Perhaps you read my Jan. 17 column on the outcry over evangelical pastor Rick Warren being chosen by Barack Obama to deliver the invocation at Tuesday’s presidential inauguration. In short, I said Obama made a good choice because Warren’s views on gay marriage and abortion are shared by many Americans, and Obama’s administration serves everyone.
Below are edited excerpts from my interviews with two religious scholars on Rick Warren and the Obama inauguration. The scholars are Joe Pickle, a former religious studies professor at Colorado College, and Randall Balmer, a professor of American religious history at Barnard College in New York.
First interview: JOE PICKLE, former religious studies professor at Colorado College

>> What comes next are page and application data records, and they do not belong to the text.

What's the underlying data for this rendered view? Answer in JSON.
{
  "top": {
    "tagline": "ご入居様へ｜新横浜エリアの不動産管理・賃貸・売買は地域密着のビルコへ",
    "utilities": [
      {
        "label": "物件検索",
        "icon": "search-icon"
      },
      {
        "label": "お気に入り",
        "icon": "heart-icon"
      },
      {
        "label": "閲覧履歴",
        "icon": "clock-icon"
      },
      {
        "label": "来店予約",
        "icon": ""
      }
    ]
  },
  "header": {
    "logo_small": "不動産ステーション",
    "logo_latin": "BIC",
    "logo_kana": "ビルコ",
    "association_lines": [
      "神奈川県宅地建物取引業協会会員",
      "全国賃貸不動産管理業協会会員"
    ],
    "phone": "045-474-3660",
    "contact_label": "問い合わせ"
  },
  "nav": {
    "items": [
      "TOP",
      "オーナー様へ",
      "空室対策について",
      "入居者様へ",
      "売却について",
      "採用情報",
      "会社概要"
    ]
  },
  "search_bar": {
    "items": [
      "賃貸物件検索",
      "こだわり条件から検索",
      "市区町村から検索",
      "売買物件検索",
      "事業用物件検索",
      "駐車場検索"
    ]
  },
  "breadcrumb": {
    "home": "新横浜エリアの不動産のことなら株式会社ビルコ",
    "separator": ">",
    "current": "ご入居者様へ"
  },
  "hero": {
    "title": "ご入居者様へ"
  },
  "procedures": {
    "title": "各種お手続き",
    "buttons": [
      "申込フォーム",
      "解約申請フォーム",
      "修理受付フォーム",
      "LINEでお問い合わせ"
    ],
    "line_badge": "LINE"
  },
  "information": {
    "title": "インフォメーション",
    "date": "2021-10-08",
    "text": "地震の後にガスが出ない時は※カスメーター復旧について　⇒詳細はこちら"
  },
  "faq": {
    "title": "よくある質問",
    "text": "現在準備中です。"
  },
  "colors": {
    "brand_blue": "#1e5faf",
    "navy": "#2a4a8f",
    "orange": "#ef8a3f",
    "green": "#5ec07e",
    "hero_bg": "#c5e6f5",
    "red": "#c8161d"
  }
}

MARK BARNA: What is your view of Obama’s choice to have Rick Warren deliver the invocation at Tuesday’s inauguration?
PICKLE: He would not have been my first choice. Even people who are not pro Obama found this choice outrageous. But I think this is an acknowledgment that there are many dimensions of the evangelical community.
Obama couldn’t ask his former pastor (the Rev. Jeremiah Wright). He is clearly interested in people who are not noncontroversial. He’s got a willingness to accept people who speak sharply and clearly even when he doesn’t agree with them. He demonstrates a willingness to talk across the aisles. He knew the choice was a symbolic bombshell.
BARNA: What is your opinion of Warren?
PICKLE: He’s very smooth and interesting.
BARNA: Evangelicalism seems to be moving away from the wedge rhetoric of the Christian right.
PICKLE: There is an attempt within the evangelical community to move on.
Second interview: RANDALL BALMER, a professor of American religious history at Barnard College in New York.
BARNA: What do you think of Obama’s choice of Warren?
BALMER: It is a brilliant move on his part politically. He has a genuine willingness to engage with people of different points of view. That makes him an unusual politician.
BARNA: What is your view of Warren, who is a friend of yours? You disagree with him on the gay marriage issue.
BALMER: Yes, but he has been unfairly pilloried on that. He endorsed Prop 8 (the California measure to outlaw gay marriage) but he was not on the front lines. He represents a broadening of the evangelical approach. He is not part of the religious right, not in the same box as Dobson and Colson. Obama sees Warren as embodying a new approach.
BARNA: What is the future of the religious right?
BALMER: The 2008 election finally discredited the religious right. It’ll thrash about for a while, but it is in its death throes.